[App and web page records]

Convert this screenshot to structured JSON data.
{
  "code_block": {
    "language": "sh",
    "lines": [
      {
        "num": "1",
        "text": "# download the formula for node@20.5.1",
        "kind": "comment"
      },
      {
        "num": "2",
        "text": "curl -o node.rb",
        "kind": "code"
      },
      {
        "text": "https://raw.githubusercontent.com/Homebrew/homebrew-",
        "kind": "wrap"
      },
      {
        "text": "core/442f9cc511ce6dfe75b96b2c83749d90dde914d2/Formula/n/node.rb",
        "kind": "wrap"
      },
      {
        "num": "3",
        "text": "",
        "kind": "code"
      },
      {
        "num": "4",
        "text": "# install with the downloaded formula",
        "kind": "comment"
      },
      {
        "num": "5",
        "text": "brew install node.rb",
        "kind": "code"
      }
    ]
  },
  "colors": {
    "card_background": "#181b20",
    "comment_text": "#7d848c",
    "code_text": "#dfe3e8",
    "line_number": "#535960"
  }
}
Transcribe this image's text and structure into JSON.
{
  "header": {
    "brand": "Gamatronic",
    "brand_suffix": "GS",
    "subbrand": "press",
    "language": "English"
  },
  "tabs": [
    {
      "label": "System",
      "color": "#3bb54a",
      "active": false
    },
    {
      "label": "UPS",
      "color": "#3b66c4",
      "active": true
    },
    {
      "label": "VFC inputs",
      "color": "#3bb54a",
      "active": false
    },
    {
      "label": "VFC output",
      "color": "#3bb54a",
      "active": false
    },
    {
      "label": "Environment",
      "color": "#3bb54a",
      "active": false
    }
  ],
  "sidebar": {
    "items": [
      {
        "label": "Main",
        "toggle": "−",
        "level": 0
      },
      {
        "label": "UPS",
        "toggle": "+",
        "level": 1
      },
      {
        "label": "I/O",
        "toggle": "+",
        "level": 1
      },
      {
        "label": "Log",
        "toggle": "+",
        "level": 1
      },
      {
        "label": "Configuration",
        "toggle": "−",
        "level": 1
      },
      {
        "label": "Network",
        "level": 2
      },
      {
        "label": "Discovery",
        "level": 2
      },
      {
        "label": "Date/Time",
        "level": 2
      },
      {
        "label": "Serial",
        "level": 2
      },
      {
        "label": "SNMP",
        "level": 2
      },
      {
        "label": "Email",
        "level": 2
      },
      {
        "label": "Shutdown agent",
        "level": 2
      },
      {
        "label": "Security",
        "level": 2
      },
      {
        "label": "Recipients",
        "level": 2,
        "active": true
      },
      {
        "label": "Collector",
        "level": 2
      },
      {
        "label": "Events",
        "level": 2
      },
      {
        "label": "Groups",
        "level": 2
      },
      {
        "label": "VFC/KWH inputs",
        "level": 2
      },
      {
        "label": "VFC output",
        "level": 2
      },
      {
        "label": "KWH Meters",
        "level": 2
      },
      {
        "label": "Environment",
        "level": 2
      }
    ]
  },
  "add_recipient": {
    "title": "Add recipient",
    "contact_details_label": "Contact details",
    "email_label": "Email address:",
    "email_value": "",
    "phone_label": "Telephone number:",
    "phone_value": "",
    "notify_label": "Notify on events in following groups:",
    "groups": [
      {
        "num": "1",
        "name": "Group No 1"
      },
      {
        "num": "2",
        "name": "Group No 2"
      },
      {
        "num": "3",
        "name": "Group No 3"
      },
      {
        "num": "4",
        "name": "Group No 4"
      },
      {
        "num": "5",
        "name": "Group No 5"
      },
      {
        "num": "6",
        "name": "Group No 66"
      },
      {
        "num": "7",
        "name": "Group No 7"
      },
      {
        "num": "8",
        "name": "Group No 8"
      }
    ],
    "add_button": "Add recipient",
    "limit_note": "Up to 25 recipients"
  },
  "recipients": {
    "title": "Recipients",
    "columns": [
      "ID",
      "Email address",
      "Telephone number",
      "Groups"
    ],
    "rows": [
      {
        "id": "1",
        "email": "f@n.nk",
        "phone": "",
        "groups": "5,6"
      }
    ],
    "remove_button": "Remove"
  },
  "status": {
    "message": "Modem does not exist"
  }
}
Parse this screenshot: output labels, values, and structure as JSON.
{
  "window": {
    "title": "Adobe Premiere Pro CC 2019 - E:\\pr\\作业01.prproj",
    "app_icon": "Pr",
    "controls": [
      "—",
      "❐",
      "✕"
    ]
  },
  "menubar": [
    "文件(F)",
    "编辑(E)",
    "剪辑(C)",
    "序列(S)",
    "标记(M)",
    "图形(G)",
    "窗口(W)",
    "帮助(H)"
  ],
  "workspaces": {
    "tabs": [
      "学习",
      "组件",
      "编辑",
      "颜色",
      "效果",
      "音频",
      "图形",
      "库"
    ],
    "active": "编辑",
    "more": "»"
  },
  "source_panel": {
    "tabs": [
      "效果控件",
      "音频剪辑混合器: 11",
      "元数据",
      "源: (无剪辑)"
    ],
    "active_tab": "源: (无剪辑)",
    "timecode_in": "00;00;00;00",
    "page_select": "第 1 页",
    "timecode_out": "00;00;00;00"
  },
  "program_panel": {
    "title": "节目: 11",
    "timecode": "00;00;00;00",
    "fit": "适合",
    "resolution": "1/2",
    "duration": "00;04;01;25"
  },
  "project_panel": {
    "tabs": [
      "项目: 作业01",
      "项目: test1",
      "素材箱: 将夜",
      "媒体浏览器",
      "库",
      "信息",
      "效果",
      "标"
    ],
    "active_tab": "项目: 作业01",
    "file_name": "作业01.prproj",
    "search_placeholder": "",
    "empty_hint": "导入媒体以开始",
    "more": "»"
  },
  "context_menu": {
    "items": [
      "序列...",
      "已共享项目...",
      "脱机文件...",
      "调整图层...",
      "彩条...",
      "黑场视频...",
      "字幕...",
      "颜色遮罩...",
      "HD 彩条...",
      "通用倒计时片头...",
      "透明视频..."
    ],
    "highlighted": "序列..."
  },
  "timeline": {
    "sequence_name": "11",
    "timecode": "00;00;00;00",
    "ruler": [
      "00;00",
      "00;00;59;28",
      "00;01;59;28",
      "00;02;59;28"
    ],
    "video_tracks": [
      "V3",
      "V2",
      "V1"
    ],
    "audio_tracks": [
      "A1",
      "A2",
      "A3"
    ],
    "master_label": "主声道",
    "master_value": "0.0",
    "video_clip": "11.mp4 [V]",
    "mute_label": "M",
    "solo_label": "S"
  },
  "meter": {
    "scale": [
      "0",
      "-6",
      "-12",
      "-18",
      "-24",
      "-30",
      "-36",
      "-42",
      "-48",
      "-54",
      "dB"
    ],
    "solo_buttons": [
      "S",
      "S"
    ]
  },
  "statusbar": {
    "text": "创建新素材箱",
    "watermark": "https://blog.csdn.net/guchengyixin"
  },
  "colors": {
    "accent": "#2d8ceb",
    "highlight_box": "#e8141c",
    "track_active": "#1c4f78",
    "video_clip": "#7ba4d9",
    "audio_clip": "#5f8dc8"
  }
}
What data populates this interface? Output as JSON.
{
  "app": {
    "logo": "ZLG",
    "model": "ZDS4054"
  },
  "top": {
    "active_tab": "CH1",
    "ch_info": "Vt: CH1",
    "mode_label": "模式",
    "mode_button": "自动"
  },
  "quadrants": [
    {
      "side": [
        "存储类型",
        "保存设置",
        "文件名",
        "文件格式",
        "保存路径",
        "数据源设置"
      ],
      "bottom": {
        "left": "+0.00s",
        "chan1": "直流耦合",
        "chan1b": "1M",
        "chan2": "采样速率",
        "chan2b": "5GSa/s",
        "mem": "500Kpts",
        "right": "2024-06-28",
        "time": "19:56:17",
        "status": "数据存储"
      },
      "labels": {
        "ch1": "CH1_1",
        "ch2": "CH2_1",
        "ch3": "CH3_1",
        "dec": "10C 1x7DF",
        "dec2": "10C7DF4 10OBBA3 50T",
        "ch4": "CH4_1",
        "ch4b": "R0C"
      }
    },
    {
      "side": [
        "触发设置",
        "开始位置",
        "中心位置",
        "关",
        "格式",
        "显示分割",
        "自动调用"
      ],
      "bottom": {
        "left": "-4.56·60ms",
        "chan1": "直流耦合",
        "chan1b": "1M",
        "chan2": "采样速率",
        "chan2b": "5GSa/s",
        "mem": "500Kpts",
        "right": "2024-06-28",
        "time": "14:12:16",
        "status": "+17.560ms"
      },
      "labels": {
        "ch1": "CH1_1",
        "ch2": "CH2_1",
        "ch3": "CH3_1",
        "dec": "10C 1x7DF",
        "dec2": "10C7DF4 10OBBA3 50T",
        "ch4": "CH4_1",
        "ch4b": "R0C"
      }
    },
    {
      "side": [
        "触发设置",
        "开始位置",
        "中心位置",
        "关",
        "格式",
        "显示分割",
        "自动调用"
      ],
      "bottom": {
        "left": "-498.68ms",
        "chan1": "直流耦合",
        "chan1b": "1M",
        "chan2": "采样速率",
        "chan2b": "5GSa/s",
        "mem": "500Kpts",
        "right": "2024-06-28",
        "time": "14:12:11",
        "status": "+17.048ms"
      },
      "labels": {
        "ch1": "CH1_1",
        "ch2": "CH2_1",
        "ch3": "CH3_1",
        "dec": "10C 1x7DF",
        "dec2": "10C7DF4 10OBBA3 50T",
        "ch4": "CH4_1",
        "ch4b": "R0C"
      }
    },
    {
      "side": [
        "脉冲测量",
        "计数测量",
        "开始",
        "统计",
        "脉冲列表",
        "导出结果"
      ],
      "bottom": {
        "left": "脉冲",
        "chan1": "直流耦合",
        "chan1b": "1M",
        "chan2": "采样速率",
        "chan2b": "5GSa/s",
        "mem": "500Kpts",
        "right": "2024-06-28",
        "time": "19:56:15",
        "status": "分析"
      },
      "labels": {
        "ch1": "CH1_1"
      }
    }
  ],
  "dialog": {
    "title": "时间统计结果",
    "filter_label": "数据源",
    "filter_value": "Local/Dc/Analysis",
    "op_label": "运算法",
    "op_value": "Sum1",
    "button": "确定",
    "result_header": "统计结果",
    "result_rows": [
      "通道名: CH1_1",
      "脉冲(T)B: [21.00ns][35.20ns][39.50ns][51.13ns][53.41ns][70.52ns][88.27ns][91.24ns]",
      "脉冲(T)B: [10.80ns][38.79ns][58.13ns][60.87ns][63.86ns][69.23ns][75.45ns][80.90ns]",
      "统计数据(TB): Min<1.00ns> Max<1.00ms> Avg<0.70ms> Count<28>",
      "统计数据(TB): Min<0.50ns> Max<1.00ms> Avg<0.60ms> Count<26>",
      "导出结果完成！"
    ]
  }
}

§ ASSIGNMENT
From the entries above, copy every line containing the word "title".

§ RESULT OF THIS EXERCISE
    "title": "Add recipient",
    "title": "Recipients",
    "title": "Adobe Premiere Pro CC 2019 - E:\\pr\\作业01.prproj",
    "title": "节目: 11",
    "title": "时间统计结果",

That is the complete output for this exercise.